Slamming Prime Minister Benjamin Netanyahu’s assertion that he is in talks with the US over Israeli settlement annexation, the spokesman for Palestinian Authority President Mahmoud Abbas said Monday that such a step would “eliminate” all international efforts to revive the peace process.
The angry Palestinian reaction came amid Israeli attempts to walk back the claim and a flat-out denial from the White House.
In a statement carried by the PA’s official Wafa news agency, Nabil Abu Rudeineh argued that because the settlements are illegal under international law, any unilateral Israeli imposition of sovereignty “will not change anything.”
The PA’s chief negotiator, Saeb Erekat, charged that such discussions, as described by Netanyahu, amount to “land theft” with “US complicity.”
A senior Israeli diplomatic official walked back Netanyahu’s remarks on the prime minister’s behalf hours after he made them at a Likud faction meeting.
Then the prime minister said that he had been in talks with the White House on a “historic” initiative to annex Israeli settlement areas in the West Bank.
“I’m guided by two principles in this issue… optimal coordination with the Americans, whose relationship with us is a strategic asset for Israel and the settlement movement; and the fact that it must be a government initiative rather than a private one because it would be a historic move,” he added then.
However, the senior diplomatic official later clarified that Netanyahu has not actually presented the Trump administration with specific proposals to annex the West Bank.

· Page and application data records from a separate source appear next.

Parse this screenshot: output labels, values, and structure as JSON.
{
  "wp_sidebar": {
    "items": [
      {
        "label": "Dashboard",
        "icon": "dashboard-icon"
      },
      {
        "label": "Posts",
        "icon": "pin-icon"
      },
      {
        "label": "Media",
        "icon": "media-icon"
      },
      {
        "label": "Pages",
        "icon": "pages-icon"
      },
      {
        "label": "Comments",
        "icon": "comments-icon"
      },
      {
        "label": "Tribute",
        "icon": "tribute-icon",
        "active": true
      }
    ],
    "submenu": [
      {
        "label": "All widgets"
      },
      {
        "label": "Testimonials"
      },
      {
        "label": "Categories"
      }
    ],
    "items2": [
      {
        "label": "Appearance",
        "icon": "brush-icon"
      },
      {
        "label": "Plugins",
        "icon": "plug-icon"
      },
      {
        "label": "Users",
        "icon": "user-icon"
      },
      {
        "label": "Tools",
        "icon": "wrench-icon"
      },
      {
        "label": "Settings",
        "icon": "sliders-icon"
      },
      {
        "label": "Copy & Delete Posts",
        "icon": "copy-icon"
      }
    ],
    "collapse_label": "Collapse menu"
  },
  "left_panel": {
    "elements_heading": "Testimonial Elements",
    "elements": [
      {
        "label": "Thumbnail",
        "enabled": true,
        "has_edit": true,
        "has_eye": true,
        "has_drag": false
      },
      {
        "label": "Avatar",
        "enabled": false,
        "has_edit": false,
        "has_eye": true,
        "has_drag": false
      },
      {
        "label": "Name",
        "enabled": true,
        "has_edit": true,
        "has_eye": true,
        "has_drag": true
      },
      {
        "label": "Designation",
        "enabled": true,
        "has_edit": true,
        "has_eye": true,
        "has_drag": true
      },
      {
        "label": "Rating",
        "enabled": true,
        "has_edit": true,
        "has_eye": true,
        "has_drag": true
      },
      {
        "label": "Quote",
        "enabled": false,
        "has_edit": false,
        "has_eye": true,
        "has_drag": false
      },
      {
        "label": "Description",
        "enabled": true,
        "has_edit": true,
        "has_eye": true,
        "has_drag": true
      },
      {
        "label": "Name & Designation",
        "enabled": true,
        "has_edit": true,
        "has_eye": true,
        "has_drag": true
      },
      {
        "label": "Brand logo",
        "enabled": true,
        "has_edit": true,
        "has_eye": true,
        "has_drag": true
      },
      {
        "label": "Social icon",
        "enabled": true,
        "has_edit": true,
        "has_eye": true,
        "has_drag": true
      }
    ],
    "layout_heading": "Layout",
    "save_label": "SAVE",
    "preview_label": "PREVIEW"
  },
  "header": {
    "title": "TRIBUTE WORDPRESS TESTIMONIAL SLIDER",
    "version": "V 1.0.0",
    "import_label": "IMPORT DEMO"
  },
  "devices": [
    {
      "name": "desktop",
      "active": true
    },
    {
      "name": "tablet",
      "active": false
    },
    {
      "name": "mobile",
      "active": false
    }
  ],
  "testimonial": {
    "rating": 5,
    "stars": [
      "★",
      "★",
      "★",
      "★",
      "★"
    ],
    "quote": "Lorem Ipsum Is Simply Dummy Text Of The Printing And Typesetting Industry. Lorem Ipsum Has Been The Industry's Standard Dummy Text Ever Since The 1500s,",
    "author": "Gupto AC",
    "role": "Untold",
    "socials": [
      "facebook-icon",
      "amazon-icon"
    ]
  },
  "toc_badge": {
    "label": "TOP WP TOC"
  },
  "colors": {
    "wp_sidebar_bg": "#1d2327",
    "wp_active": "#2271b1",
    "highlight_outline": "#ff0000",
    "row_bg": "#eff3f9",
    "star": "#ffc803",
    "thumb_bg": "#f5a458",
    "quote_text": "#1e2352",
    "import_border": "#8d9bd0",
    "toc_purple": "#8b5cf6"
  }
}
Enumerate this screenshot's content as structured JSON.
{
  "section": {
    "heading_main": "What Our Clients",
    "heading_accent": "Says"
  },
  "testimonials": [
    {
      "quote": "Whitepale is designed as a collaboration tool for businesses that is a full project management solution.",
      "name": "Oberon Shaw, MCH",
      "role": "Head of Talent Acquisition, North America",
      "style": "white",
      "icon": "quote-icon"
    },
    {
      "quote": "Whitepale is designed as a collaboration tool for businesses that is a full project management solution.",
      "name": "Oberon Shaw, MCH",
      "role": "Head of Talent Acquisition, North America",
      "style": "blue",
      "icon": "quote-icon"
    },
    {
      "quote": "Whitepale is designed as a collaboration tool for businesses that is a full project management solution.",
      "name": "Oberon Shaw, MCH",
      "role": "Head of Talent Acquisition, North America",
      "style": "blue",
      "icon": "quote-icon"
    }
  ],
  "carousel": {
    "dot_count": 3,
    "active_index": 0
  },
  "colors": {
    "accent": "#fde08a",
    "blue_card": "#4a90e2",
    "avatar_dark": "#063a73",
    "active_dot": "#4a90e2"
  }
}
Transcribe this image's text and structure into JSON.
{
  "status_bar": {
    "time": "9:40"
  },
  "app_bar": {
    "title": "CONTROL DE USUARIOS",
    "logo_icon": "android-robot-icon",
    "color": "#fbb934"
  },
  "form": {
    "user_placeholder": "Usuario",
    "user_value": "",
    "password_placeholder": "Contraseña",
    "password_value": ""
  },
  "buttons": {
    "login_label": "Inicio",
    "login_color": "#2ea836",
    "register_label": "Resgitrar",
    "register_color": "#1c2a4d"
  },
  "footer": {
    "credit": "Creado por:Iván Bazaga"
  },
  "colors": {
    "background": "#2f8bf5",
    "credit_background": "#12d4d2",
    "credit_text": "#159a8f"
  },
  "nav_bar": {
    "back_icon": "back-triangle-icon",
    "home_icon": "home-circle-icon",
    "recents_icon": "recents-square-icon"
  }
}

The official explained that since nothing formal was presented, the US “did not express support for the proposals.”
The official added that “Israel updated the US on various proposals that are being brought up in the Knesset, and the US expressed its clear position that it hopes to present [US] President [Donald] Trump’s peace plan.”
“Prime Minister Netanyahu’s position is that if the Palestinians continue to refuse negotiating peace — Israel will present its own alternatives,” the official added.
A White House spokesman also denied Netanyahu’s comments, saying “reports that the United States discussed with Israel an annexation plan for the West Bank are false.”
“The United States and Israel have never discussed such a proposal, and the president’s focus remains squarely on his Israeli-Palestinian peace initiative,” the spokesman added, suggesting that Washington views such measures as damaging to its peace efforts.
Getting US backing for such a move would be a major shift in policy for the Americans, who have long considered the settlements an impediment to peace, while most of the international community regards them as illegal under international law.
Trump, in an interview published Sunday in the Israel Hayom daily, expressed concerns about Israeli settlement building, although his administration has yet to criticize the construction approval of any particular plan since he took office a year ago — a break from the previous Obama administration’s more critical attitude toward the issue.
The president added in the interview that he is “not necessarily sure” Israel is genuinely seeking to reach a peace agreement with the Palestinians while saying that the Palestinians were not looking for peace.
Trump has previously denounced the Palestinians for what he sees as their unwillingness to negotiate, but he has largely refrained from criticizing Israel.
Netanyahu’s remarks came as lawmakers were seeking to advance legislation that would apply Israeli sovereignty over all areas of Jewish settlement in the West Bank.
Israel captured the West Bank, Golan Heights and East Jerusalem in the 1967 Six Day War and has applied sovereignty over the Golan and Jerusalem, in moves not recognized by the international community, including the US.
But the so-called Sovereignty Bill hit a snag Sunday, when the heads of coalition parties pulled the proposal — drafted by Yoav Kisch (Likud) and Bezalel Smotrich (Jewish Home) — from the agenda of a meeting on the coming week’s legislative timetable.
A statement explaining the move cited the security situation on Israel’s northern border, as well as a need to coordinate the measure with the relevant diplomatic channels.
The legislation will likely be pushed off until next week’s Ministerial Committee for Legislation meeting.
Last Thursday, a spokesman for a senior member of the Ministerial Committee for Legislation told The Times of Israel that Netanyahu had ordered that the legislation be pulled from the panel’s agenda in order to provide time to coordinate the measure with the White House first.